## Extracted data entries
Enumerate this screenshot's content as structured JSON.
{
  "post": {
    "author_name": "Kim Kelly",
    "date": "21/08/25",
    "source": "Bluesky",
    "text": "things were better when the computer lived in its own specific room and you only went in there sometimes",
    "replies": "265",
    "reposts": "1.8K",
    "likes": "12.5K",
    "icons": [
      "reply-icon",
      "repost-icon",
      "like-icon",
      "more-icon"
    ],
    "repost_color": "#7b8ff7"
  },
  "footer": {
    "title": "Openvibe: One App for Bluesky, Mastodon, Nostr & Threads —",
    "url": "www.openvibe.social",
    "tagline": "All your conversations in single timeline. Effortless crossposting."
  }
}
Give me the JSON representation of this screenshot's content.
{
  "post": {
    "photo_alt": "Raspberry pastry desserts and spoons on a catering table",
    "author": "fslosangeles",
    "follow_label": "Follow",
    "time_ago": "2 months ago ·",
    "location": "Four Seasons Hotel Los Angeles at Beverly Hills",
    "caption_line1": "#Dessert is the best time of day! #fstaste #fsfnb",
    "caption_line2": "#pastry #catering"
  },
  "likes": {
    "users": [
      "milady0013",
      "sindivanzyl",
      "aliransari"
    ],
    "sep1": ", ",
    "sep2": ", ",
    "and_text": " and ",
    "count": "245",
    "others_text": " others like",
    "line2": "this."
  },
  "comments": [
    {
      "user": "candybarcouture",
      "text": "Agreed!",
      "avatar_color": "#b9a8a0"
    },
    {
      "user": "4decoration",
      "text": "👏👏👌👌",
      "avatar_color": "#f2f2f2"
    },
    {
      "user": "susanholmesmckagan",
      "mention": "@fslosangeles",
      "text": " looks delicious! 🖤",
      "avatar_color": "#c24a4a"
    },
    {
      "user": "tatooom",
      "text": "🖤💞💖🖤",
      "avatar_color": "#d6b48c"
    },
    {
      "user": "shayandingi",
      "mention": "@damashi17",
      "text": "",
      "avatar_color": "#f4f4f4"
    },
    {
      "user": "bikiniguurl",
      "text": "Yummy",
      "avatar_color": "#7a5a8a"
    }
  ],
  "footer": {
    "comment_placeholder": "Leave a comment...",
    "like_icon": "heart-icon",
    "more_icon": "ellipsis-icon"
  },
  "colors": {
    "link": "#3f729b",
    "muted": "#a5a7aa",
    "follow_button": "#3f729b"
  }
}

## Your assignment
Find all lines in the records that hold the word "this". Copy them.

## Reply
Enumerate this screenshot's content as structured JSON.
Give me the JSON representation of this screenshot's content.
    "line2": "this."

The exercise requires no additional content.